____ MATERIAL SHOWN

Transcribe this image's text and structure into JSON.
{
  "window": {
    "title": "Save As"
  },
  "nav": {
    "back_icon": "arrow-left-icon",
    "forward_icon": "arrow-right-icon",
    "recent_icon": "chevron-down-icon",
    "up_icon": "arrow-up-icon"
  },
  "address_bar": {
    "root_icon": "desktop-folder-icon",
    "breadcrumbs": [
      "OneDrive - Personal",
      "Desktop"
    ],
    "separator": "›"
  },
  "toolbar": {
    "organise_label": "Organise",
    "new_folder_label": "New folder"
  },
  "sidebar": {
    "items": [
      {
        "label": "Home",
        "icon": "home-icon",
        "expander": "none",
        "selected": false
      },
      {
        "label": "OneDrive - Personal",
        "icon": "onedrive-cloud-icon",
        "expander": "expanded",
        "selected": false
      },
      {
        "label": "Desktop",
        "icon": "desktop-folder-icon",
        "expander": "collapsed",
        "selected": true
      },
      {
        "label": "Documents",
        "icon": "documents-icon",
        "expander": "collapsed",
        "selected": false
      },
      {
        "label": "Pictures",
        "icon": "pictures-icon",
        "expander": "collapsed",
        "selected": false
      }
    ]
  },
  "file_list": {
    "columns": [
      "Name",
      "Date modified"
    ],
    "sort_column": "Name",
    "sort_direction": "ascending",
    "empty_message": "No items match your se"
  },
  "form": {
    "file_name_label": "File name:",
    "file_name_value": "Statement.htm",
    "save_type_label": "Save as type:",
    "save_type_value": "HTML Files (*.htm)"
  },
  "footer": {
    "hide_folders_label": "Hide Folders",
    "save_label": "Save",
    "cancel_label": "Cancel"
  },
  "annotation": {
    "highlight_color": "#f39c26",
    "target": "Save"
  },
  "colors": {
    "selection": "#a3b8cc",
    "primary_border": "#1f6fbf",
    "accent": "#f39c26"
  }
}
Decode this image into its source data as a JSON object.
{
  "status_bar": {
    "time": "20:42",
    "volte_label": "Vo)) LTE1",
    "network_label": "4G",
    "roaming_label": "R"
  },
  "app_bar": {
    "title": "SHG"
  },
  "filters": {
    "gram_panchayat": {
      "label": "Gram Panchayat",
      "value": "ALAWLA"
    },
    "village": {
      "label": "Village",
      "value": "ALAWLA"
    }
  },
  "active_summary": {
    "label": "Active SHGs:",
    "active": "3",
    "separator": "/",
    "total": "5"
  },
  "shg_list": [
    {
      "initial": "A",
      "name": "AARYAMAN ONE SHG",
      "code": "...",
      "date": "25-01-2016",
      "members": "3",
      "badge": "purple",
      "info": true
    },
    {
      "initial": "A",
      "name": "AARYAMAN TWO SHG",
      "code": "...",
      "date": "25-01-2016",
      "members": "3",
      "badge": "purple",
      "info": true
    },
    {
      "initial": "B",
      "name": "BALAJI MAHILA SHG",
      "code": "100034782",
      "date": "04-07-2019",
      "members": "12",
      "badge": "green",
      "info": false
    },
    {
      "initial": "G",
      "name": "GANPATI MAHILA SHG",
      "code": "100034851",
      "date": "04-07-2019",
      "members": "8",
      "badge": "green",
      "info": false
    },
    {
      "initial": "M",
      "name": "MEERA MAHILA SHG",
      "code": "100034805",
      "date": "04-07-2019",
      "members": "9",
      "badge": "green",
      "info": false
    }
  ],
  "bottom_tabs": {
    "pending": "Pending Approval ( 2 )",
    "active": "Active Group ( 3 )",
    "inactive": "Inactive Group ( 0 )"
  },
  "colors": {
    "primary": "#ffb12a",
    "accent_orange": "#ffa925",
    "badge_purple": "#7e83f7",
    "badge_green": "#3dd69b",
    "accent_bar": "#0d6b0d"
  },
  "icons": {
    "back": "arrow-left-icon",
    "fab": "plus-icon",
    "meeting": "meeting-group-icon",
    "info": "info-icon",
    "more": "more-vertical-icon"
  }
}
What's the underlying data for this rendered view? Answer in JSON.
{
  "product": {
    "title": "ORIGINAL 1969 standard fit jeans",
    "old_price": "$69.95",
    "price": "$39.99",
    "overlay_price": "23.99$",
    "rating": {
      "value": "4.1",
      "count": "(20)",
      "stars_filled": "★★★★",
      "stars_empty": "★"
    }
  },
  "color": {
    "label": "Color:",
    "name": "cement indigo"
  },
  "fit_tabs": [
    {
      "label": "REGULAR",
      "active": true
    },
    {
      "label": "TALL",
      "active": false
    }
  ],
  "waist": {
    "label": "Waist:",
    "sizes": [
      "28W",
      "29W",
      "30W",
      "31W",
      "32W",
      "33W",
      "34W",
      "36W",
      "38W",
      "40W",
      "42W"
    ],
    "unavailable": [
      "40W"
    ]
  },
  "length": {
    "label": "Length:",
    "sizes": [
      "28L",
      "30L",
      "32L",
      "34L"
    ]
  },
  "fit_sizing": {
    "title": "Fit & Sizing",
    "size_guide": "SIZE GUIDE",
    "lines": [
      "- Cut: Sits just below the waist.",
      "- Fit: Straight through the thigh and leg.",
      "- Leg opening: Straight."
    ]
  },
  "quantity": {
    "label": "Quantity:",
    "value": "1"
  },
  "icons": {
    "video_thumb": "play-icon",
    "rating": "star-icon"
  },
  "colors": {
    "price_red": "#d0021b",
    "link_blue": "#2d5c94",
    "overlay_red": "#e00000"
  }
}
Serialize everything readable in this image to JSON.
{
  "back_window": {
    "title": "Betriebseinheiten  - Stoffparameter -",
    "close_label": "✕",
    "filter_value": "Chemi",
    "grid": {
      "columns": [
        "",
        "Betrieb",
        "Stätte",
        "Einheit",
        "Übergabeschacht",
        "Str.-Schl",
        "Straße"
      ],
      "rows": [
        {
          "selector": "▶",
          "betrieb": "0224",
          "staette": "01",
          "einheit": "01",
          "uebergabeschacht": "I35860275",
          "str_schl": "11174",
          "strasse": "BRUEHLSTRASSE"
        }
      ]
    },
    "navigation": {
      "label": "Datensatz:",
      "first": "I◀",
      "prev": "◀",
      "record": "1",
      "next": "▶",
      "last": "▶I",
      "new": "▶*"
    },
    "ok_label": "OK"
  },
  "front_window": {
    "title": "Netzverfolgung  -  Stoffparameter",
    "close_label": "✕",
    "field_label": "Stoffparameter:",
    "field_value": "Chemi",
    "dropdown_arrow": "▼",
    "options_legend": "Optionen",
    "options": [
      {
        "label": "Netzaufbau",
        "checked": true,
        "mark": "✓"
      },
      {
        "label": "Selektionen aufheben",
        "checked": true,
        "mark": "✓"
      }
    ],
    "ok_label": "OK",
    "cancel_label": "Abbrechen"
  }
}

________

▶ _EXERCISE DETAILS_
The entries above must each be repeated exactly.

▶ _THE COMPLETED TASK_
Transcribe this image's text and structure into JSON.
{
  "window": {
    "title": "Save As"
  },
  "nav": {
    "back_icon": "arrow-left-icon",
    "forward_icon": "arrow-right-icon",
    "recent_icon": "chevron-down-icon",
    "up_icon": "arrow-up-icon"
  },
  "address_bar": {
    "root_icon": "desktop-folder-icon",
    "breadcrumbs": [
      "OneDrive - Personal",
      "Desktop"
    ],
    "separator": "›"
  },
  "toolbar": {
    "organise_label": "Organise",
    "new_folder_label": "New folder"
  },
  "sidebar": {
    "items": [
      {
        "label": "Home",
        "icon": "home-icon",
        "expander": "none",
        "selected": false
      },
      {
        "label": "OneDrive - Personal",
        "icon": "onedrive-cloud-icon",
        "expander": "expanded",
        "selected": false
      },
      {
        "label": "Desktop",
        "icon": "desktop-folder-icon",
        "expander": "collapsed",
        "selected": true
      },
      {
        "label": "Documents",
        "icon": "documents-icon",
        "expander": "collapsed",
        "selected": false
      },
      {
        "label": "Pictures",
        "icon": "pictures-icon",
        "expander": "collapsed",
        "selected": false
      }
    ]
  },
  "file_list": {
    "columns": [
      "Name",
      "Date modified"
    ],
    "sort_column": "Name",
    "sort_direction": "ascending",
    "empty_message": "No items match your se"
  },
  "form": {
    "file_name_label": "File name:",
    "file_name_value": "Statement.htm",
    "save_type_label": "Save as type:",
    "save_type_value": "HTML Files (*.htm)"
  },
  "footer": {
    "hide_folders_label": "Hide Folders",
    "save_label": "Save",
    "cancel_label": "Cancel"
  },
  "annotation": {
    "highlight_color": "#f39c26",
    "target": "Save"
  },
  "colors": {
    "selection": "#a3b8cc",
    "primary_border": "#1f6fbf",
    "accent": "#f39c26"
  }
}
Decode this image into its source data as a JSON object.
{
  "status_bar": {
    "time": "20:42",
    "volte_label": "Vo)) LTE1",
    "network_label": "4G",
    "roaming_label": "R"
  },
  "app_bar": {
    "title": "SHG"
  },
  "filters": {
    "gram_panchayat": {
      "label": "Gram Panchayat",
      "value": "ALAWLA"
    },
    "village": {
      "label": "Village",
      "value": "ALAWLA"
    }
  },
  "active_summary": {
    "label": "Active SHGs:",
    "active": "3",
    "separator": "/",
    "total": "5"
  },
  "shg_list": [
    {
      "initial": "A",
      "name": "AARYAMAN ONE SHG",
      "code": "...",
      "date": "25-01-2016",
      "members": "3",
      "badge": "purple",
      "info": true
    },
    {
      "initial": "A",
      "name": "AARYAMAN TWO SHG",
      "code": "...",
      "date": "25-01-2016",
      "members": "3",
      "badge": "purple",
      "info": true
    },
    {
      "initial": "B",
      "name": "BALAJI MAHILA SHG",
      "code": "100034782",
      "date": "04-07-2019",
      "members": "12",
      "badge": "green",
      "info": false
    },
    {
      "initial": "G",
      "name": "GANPATI MAHILA SHG",
      "code": "100034851",
      "date": "04-07-2019",
      "members": "8",
      "badge": "green",
      "info": false
    },
    {
      "initial": "M",
      "name": "MEERA MAHILA SHG",
      "code": "100034805",
      "date": "04-07-2019",
      "members": "9",
      "badge": "green",
      "info": false
    }
  ],
  "bottom_tabs": {
    "pending": "Pending Approval ( 2 )",
    "active": "Active Group ( 3 )",
    "inactive": "Inactive Group ( 0 )"
  },
  "colors": {
    "primary": "#ffb12a",
    "accent_orange": "#ffa925",
    "badge_purple": "#7e83f7",
    "badge_green": "#3dd69b",
    "accent_bar": "#0d6b0d"
  },
  "icons": {
    "back": "arrow-left-icon",
    "fab": "plus-icon",
    "meeting": "meeting-group-icon",
    "info": "info-icon",
    "more": "more-vertical-icon"
  }
}
What's the underlying data for this rendered view? Answer in JSON.
{
  "product": {
    "title": "ORIGINAL 1969 standard fit jeans",
    "old_price": "$69.95",
    "price": "$39.99",
    "overlay_price": "23.99$",
    "rating": {
      "value": "4.1",
      "count": "(20)",
      "stars_filled": "★★★★",
      "stars_empty": "★"
    }
  },
  "color": {
    "label": "Color:",
    "name": "cement indigo"
  },
  "fit_tabs": [
    {
      "label": "REGULAR",
      "active": true
    },
    {
      "label": "TALL",
      "active": false
    }
  ],
  "waist": {
    "label": "Waist:",
    "sizes": [
      "28W",
      "29W",
      "30W",
      "31W",
      "32W",
      "33W",
      "34W",
      "36W",
      "38W",
      "40W",
      "42W"
    ],
    "unavailable": [
      "40W"
    ]
  },
  "length": {
    "label": "Length:",
    "sizes": [
      "28L",
      "30L",
      "32L",
      "34L"
    ]
  },
  "fit_sizing": {
    "title": "Fit & Sizing",
    "size_guide": "SIZE GUIDE",
    "lines": [
      "- Cut: Sits just below the waist.",
      "- Fit: Straight through the thigh and leg.",
      "- Leg opening: Straight."
    ]
  },
  "quantity": {
    "label": "Quantity:",
    "value": "1"
  },
  "icons": {
    "video_thumb": "play-icon",
    "rating": "star-icon"
  },
  "colors": {
    "price_red": "#d0021b",
    "link_blue": "#2d5c94",
    "overlay_red": "#e00000"
  }
}
Serialize everything readable in this image to JSON.
{
  "back_window": {
    "title": "Betriebseinheiten  - Stoffparameter -",
    "close_label": "✕",
    "filter_value": "Chemi",
    "grid": {
      "columns": [
        "",
        "Betrieb",
        "Stätte",
        "Einheit",
        "Übergabeschacht",
        "Str.-Schl",
        "Straße"
      ],
      "rows": [
        {
          "selector": "▶",
          "betrieb": "0224",
          "staette": "01",
          "einheit": "01",
          "uebergabeschacht": "I35860275",
          "str_schl": "11174",
          "strasse": "BRUEHLSTRASSE"
        }
      ]
    },
    "navigation": {
      "label": "Datensatz:",
      "first": "I◀",
      "prev": "◀",
      "record": "1",
      "next": "▶",
      "last": "▶I",
      "new": "▶*"
    },
    "ok_label": "OK"
  },
  "front_window": {
    "title": "Netzverfolgung  -  Stoffparameter",
    "close_label": "✕",
    "field_label": "Stoffparameter:",
    "field_value": "Chemi",
    "dropdown_arrow": "▼",
    "options_legend": "Optionen",
    "options": [
      {
        "label": "Netzaufbau",
        "checked": true,
        "mark": "✓"
      },
      {
        "label": "Selektionen aufheben",
        "checked": true,
        "mark": "✓"
      }
    ],
    "ok_label": "OK",
    "cancel_label": "Abbrechen"
  }
}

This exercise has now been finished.